Mobile phones, location and indexing the real world
Mobile phones are rapidly becoming powerful data acquisition devices, as described e. g. in recent (and good) articles in The Economist and Nature. Many phones have cameras, GPS systems and net connections, and some of them sport accelerometers, which can be used to measure the amount of calories burnt by the user, or even to track earthquakes.
A number of enterprising researchers have started to mine the location data that can be obtained from mobile phones (through information from mobile towers routing the communication). Last year, the complex-networks guru Albert-László Barabási and co-workers published a paper, Understanding individual human mobility patterns, where they studied movement trajectories of 100.000 (anonymized) mobile phone users. The result reported by the authors – that human movement is not random but shows high spatial and temporal regularity – was perhaps not as impressive as the sheer size of the data set.

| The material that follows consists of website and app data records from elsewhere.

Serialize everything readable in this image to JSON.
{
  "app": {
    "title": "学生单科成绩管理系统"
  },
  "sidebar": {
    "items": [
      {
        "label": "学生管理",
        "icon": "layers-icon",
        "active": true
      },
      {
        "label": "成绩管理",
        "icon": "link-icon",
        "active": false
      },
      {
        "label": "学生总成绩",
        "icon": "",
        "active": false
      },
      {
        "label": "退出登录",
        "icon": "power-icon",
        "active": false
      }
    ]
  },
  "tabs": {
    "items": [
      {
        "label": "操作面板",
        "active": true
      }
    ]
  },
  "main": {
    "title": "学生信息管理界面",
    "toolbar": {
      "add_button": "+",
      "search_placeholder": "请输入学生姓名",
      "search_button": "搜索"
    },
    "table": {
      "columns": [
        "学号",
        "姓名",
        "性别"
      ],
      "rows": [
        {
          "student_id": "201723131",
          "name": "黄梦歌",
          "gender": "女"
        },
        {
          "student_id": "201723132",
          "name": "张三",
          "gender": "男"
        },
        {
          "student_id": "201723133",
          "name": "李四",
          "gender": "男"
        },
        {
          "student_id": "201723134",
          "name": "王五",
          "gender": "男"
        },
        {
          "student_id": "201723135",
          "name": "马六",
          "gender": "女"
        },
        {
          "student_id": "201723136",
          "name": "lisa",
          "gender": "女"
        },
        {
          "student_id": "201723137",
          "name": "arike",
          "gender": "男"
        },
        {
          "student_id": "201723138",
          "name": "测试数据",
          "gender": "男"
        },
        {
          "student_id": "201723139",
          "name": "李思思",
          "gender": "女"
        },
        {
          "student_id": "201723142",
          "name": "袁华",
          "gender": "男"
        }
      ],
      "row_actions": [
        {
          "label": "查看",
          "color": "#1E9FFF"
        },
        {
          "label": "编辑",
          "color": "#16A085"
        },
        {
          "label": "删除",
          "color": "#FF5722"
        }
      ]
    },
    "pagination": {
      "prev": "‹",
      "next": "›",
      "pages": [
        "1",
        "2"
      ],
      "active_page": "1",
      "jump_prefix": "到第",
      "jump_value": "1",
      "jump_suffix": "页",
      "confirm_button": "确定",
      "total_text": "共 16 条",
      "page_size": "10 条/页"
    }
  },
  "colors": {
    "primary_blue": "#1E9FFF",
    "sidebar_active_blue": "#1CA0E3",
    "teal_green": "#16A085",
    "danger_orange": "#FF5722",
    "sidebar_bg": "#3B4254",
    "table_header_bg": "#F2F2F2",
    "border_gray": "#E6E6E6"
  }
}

For those who would like to try their hand at analyzing mobile phone data, MIT’s Reality Mining project provides an interesting and freely accessible data set. In this project, students carried (Nokia) phones and their trajectories were tracked. The subjects also answered various questions about themselves and their habits. The data gathered for the Reality Mining project included location information (again, through mobile towers), communication data (call records) and proximity data (using Bluetooth).
The researchers behind the project developed algorithm for extracting routine everyday patterns from user’s lives and claim they can predict their subjects’ next actions to a fairly good approximation.
The Economist article linked above quotes one of the MIT researchers, Alex Pentland, as saying that “… some handsets can capture information about individuals, such as their activity levels or even their gait, using built-in motion sensors.” This suggested to me that it might be possible to detect changes in gross motor patterns in an individual, such as those that have been shown to sometimes occur in depressed patients. Thus, a smart phone could be an “early warning system” for depression.
The Reality Mining group has spawned off a company, Sense Networks, that aims to bring location-based data to the commercial sphere in a big way. Their slogan is “Indexing the real world using location data for predictive analytics.”
Indexing the real world! Now that would be something.
Currently, Sense Networks offers a service, CitySense, for finding out where the action is in a city. I quote from the web site:
Citysense passively “senses” the most popular places based on actual real-time activity and displays a live heat map. The application intelligently leverages the inherent wisdom of crowds without any change in existing user behavior, in order to navigate people to the hottest spots in a city. […]
The application learns about where each user likes to spend time – and it processes the movements of other users with similar patterns. In its next release, Citysense will not only answer “where is everyone right now” but “where is everyone like me right now.” Four friends at dinner discussing where to go next will see four different live maps of hotspots and unexpected activity. Even if they’re having dinner in a city they’ve never visited before.